Successfully reported this slideshow.
We use your LinkedIn profile and activity data to personalize ads and to show you more relevant ads.
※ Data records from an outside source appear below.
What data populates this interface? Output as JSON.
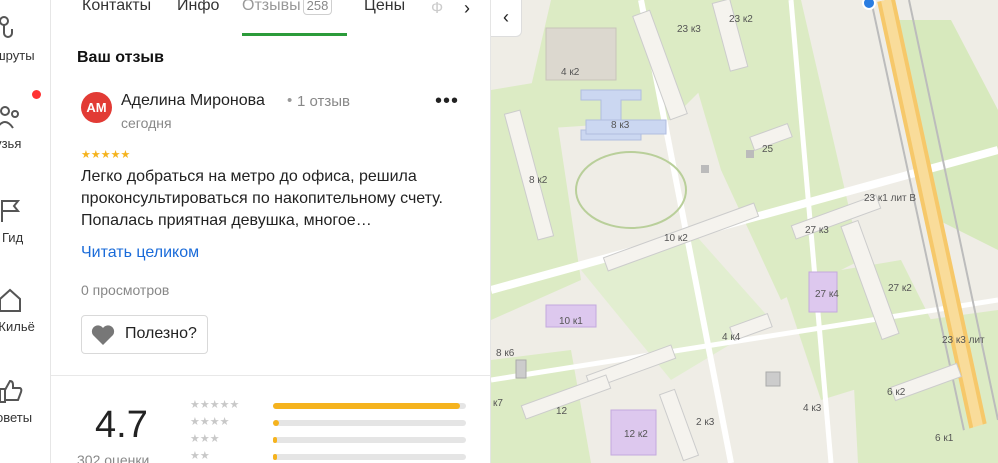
{
  "sidebar": {
    "items": [
      {
        "label": "ршруты",
        "icon": "routes-icon"
      },
      {
        "label": "рузья",
        "icon": "friends-icon"
      },
      {
        "label": "Гид",
        "icon": "flag-icon"
      },
      {
        "label": "Жильё",
        "icon": "house-icon"
      },
      {
        "label": "оветы",
        "icon": "thumbs-up-icon"
      }
    ]
  },
  "tabs": [
    {
      "label": "Контакты"
    },
    {
      "label": "Инфо"
    },
    {
      "label": "Отзывы",
      "badge": "258"
    },
    {
      "label": "Цены"
    },
    {
      "label": "Ф"
    }
  ],
  "review": {
    "section_title": "Ваш отзыв",
    "avatar_initials": "АМ",
    "author": "Аделина Миронова",
    "separator": "•",
    "author_reviews": "1 отзыв",
    "date": "сегодня",
    "stars": "★★★★★",
    "text": "Легко добраться на метро до офиса, решила проконсультироваться по накопительному счету. Попалась приятная девушка, многое…",
    "read_more": "Читать целиком",
    "views": "0 просмотров",
    "helpful": "Полезно?"
  },
  "summary": {
    "rating": "4.7",
    "count": "302 оценки",
    "distribution": [
      {
        "stars": "★★★★★",
        "share": 0.97
      },
      {
        "stars": "★★★★",
        "share": 0.03
      },
      {
        "stars": "★★★",
        "share": 0.02
      },
      {
        "stars": "★★",
        "share": 0.02
      }
    ]
  },
  "map": {
    "labels": [
      "23 к3",
      "23 к2",
      "4 к2",
      "8 к3",
      "25",
      "8 к2",
      "23 к1 лит В",
      "10 к2",
      "27 к3",
      "27 к4",
      "27 к2",
      "10 к1",
      "4 к4",
      "23 к3 лит",
      "8 к6",
      "12",
      "4 к3",
      "6 к2",
      "12 к2",
      "2 к3",
      "6 к1",
      "к7"
    ]
  },
  "colors": {
    "accent_green": "#2b9b3a",
    "star": "#f5b31e",
    "link": "#1a6bd9",
    "avatar": "#e23b35",
    "notification": "#ff3333"
  }
}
You can change your ad preferences anytime.

Agency decision-making in merger cases – Nicholas LEVY – Cleary Gottlieb Steen & Hamilton LLP - November 2016 OECD discussion
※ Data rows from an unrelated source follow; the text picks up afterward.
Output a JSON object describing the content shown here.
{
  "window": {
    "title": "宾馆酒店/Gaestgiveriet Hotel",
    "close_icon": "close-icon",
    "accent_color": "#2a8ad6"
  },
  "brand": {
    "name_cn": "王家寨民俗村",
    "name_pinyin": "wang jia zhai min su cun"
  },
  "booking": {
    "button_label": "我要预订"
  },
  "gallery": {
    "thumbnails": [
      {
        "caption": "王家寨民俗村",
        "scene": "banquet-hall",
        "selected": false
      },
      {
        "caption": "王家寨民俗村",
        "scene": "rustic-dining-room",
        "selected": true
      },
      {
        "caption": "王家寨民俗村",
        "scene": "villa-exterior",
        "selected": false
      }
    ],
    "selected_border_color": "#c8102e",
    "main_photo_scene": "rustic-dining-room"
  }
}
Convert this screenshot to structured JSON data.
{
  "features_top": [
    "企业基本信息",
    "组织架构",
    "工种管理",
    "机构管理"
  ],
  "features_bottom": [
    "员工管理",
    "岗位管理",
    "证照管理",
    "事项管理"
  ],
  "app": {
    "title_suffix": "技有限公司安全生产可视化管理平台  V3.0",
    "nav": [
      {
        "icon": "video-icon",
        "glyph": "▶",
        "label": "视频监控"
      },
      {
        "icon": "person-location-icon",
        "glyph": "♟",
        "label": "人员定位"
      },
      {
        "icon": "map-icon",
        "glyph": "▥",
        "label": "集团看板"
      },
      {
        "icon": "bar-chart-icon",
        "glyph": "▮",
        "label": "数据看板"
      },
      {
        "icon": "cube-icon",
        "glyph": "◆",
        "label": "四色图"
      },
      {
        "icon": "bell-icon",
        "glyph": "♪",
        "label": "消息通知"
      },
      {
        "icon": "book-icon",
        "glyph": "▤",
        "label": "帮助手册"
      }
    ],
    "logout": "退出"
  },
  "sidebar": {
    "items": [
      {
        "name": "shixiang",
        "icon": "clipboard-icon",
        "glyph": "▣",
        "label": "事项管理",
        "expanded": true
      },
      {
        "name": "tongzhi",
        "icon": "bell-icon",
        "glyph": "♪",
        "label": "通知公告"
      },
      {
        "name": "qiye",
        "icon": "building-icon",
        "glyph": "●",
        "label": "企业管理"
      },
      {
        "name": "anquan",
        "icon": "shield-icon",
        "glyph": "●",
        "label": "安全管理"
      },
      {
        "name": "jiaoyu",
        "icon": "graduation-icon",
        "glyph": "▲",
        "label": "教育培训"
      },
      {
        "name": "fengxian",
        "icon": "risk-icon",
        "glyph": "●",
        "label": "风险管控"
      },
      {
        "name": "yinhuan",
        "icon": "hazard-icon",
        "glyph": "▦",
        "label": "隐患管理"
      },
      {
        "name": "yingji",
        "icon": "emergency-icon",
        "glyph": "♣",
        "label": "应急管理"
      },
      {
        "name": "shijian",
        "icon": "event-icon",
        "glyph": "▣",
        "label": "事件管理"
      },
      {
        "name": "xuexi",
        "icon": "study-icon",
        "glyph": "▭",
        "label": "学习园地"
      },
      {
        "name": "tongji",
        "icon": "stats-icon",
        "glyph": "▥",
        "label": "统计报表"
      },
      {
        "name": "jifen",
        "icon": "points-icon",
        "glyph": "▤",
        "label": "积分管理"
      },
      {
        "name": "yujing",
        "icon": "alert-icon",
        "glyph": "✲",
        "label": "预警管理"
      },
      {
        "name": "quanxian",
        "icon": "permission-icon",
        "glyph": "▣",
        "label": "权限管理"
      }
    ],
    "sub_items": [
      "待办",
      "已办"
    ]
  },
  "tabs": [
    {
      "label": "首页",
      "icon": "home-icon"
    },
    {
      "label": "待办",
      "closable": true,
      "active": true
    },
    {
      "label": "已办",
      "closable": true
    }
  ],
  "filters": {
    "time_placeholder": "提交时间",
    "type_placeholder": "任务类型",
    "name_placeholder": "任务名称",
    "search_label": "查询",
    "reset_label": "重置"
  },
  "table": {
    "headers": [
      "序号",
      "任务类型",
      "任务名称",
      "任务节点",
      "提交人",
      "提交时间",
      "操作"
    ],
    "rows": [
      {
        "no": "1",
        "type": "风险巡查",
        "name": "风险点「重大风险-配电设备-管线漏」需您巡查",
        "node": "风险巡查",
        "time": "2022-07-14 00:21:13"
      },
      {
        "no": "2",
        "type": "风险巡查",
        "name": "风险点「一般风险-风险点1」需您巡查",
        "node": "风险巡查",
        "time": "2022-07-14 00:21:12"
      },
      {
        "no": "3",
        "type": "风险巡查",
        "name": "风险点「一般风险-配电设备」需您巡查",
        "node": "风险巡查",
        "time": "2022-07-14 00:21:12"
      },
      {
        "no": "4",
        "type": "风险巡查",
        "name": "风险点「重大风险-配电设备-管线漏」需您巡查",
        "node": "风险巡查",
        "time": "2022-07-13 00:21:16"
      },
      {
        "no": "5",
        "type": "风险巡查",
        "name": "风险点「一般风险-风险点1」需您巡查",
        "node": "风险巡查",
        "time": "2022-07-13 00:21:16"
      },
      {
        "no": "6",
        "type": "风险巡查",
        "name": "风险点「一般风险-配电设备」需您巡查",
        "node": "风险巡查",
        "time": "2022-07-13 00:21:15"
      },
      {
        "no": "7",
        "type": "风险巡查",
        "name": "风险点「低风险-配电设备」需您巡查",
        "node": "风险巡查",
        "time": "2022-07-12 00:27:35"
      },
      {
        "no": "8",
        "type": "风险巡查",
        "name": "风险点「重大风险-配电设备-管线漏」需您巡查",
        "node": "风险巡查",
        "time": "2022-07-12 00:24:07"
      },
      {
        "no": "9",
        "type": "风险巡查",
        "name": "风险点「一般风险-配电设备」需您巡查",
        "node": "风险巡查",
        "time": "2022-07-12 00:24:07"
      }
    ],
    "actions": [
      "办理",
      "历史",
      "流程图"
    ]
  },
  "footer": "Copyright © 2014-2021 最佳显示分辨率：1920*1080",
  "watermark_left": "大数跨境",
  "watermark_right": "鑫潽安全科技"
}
Published on

This presentation by Nicholas LEVY, Partner at Cleary Gottlieb Steen & Hamilton LLP was made during the roundtable discussion on agency decision-making in merger cases: from a prohibition decision to a conditional clearance held during the 124th meeting of the OECD Working Party No. 3 on Co-operation and Enforcement on 29 November 2016. More papers and presentations on the topic can be found out at

  • Be the first to comment

  • Be the first to like this

Agency decision-making in merger cases – Nicholas LEVY – Cleary Gottlieb Steen & Hamilton LLP - November 2016 OECD discussion

  1. 1. Agency Decision-Making in Merger Cases: Prohibition Decisions & Conditional Clearances A Practitioner’s Perspective Nicholas Levy 124th Meeting of OECD Working Party No. 3 November 29, 2016
  2. 2. 2 Agency Decision-Making in Merger Cases – A Practitioner’s View 1. A “balance of probabilities” standard should apply to the determination of whether a merger should be prohibited or conditionally approved. 2. That standard may more readily be met in respect of Phase I remedies, although agencies should be careful not to abuse that latitude and over-reach. 3. Account should be taken of merger-related efficiencies in assessing both competitive harm and the appropriateness and proportionality of any remedy. 4. Third party views are relevant, although agencies should be skeptical where third parties have a vested interest in the outcome of a case or stand to benefit from a remedy. 5. Agencies should be open, straightforward, and timely about the need for, and scope of, remedies in any case. “Moving the goalposts” during the review process should ideally be avoided. 6. Agencies should be ready to advise as soon as practicable where competition issues are incapable of being remedied (or may be addressed only with far-reaching remedies). 7. Remedies practice has evolved, and continues to evolve. Providing regular guidance on agency practice and candidly reviewing the effectiveness of past remedies is extremely helpful. 8. Co-operation and co-ordination between agencies is highly desirable to ensure consistency, avoid unnecessary duplication, and align procedures and timetables.